▶ **Brief**
Check each line of the listing for the string "price", then state how many lines have it. Only the number is wanted.
··········
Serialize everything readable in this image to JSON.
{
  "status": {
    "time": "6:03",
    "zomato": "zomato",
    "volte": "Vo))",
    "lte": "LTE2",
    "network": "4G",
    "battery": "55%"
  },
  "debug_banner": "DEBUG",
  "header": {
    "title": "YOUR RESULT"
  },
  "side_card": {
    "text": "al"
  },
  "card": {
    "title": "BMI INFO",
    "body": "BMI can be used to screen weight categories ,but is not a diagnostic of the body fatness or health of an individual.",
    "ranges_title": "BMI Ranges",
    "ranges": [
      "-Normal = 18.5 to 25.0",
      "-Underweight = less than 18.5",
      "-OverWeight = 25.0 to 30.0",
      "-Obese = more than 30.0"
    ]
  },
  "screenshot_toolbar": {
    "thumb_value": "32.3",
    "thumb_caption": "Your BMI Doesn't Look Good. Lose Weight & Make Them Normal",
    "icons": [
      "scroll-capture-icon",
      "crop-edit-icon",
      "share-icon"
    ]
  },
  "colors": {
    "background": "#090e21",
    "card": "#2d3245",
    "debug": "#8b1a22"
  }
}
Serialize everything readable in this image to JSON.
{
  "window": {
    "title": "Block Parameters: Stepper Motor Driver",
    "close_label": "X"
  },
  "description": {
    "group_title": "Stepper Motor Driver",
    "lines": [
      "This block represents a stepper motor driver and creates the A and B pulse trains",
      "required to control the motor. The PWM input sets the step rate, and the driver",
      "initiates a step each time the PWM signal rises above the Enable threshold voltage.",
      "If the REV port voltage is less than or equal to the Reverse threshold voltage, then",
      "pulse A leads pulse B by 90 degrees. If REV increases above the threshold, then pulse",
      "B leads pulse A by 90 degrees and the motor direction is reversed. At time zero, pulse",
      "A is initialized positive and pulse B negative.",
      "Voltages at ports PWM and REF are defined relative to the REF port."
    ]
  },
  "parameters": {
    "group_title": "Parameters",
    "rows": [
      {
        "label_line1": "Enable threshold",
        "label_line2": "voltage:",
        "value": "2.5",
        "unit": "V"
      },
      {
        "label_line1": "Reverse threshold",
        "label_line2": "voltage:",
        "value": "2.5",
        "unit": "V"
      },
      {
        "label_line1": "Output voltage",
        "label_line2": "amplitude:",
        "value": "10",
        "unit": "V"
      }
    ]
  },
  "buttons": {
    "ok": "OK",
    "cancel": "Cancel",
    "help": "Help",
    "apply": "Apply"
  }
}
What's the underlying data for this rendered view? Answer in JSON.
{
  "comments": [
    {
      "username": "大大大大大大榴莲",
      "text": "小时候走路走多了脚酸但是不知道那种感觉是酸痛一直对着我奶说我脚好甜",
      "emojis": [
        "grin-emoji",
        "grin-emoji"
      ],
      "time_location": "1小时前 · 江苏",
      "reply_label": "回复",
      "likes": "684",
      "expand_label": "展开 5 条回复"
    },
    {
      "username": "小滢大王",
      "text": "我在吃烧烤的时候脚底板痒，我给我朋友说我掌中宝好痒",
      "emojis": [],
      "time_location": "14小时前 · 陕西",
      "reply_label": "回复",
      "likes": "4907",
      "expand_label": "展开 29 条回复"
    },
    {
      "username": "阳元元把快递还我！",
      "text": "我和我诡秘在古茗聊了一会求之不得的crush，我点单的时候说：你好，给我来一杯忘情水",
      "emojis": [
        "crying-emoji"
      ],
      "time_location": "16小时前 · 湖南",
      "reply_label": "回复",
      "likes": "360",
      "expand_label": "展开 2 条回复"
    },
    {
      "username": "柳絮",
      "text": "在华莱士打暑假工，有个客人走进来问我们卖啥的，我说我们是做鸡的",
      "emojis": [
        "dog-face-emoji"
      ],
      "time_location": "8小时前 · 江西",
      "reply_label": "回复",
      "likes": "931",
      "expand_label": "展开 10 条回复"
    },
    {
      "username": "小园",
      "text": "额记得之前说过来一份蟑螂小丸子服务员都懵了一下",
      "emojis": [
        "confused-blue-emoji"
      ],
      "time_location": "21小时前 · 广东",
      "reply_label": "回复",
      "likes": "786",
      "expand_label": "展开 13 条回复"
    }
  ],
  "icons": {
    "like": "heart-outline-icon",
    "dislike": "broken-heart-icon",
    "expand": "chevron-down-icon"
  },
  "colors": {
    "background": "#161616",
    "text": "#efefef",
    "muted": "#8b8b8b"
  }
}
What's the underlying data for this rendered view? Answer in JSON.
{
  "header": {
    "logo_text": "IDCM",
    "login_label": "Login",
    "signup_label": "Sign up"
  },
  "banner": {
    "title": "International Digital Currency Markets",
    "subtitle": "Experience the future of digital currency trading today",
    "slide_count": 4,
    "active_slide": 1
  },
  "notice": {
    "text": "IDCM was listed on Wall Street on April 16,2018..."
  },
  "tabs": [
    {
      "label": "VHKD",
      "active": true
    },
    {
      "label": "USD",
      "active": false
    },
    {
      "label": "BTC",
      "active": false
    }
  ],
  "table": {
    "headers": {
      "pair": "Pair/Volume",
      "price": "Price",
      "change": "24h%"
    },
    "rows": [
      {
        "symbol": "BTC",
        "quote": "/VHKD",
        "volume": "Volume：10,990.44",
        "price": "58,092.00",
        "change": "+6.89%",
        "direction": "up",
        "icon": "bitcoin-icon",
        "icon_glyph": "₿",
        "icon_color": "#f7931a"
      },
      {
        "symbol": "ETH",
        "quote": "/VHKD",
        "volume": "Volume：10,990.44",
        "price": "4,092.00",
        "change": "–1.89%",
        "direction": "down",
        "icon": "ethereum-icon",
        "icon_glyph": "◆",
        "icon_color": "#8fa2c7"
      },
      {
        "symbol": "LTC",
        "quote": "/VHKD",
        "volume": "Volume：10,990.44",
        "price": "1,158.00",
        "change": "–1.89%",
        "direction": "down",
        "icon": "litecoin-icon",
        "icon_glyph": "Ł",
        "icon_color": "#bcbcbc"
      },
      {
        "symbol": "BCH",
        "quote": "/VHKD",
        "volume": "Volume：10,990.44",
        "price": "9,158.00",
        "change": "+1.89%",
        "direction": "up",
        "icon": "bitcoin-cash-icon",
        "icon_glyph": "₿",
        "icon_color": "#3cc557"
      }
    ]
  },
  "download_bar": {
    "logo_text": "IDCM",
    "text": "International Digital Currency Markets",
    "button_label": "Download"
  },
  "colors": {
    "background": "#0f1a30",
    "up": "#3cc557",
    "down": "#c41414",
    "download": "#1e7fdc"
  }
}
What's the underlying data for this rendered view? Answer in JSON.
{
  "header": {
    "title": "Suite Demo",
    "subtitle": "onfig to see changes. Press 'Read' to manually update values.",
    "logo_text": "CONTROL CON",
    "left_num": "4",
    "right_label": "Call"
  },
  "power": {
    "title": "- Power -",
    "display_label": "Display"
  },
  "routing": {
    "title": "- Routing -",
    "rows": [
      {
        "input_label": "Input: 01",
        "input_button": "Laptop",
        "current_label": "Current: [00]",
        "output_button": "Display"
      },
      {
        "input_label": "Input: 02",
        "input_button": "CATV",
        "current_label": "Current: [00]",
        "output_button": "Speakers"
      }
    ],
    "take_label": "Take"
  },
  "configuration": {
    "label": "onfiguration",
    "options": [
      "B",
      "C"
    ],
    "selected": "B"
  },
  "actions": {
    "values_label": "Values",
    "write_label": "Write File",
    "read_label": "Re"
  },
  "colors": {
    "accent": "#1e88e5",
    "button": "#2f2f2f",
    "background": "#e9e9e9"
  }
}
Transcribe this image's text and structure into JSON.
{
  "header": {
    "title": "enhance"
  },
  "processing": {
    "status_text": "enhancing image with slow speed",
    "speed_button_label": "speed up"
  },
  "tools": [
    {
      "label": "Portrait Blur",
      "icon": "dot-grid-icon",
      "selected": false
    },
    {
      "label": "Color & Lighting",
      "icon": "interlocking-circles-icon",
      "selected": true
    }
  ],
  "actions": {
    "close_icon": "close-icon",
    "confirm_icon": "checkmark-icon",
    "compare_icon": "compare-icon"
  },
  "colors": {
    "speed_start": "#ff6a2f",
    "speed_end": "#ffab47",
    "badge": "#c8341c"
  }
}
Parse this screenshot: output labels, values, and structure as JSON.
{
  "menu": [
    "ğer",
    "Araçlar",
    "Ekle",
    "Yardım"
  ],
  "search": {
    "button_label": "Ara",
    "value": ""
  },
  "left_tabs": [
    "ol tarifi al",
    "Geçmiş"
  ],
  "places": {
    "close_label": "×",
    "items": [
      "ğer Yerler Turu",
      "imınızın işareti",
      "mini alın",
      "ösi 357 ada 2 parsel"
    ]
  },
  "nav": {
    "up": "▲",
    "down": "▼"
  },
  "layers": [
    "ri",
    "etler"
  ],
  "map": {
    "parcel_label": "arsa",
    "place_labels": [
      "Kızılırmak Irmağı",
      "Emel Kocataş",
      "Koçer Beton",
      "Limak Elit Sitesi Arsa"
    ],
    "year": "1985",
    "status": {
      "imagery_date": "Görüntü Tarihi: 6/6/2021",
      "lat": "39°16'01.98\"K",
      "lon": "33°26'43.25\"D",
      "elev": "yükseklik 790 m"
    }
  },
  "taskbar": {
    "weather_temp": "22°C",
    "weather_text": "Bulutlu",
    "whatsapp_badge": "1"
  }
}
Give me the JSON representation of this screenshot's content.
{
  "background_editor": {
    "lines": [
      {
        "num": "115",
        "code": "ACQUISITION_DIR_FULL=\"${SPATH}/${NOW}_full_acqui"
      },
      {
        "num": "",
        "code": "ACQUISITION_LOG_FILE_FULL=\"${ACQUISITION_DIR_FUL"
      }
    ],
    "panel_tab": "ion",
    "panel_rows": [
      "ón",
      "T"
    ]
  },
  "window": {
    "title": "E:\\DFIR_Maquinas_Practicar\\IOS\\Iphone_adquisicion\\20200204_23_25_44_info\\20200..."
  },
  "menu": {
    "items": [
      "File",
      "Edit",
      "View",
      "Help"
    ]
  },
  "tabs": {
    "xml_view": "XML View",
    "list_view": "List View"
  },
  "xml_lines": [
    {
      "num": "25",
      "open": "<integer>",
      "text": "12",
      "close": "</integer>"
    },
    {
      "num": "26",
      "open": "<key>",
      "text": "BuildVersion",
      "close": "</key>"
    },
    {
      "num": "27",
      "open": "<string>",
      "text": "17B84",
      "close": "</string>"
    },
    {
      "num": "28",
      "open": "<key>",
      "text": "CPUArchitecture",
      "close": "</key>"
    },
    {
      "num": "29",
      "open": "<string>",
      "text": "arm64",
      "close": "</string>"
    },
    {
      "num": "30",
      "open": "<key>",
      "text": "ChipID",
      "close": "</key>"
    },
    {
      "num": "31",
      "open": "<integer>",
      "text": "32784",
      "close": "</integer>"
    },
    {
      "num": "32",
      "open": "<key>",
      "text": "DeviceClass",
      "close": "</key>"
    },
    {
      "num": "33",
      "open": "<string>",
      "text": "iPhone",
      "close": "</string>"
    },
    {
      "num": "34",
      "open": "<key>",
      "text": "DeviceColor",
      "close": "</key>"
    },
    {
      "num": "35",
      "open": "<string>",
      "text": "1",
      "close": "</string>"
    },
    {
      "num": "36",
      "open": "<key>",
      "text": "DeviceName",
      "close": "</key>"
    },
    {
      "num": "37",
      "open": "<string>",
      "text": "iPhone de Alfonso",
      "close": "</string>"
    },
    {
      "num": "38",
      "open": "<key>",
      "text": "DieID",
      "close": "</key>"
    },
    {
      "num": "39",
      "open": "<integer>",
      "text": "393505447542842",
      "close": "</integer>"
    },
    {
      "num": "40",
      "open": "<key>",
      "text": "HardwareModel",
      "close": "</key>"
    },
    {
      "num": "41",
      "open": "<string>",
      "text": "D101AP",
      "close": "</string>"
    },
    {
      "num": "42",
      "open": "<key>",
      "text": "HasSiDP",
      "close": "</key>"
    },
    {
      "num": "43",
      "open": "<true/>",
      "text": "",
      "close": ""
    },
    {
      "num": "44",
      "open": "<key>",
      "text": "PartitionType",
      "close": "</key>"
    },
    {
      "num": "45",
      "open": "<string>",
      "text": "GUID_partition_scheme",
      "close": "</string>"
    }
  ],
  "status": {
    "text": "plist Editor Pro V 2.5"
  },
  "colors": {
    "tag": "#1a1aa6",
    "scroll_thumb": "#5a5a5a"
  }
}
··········
▶ **Your response**
5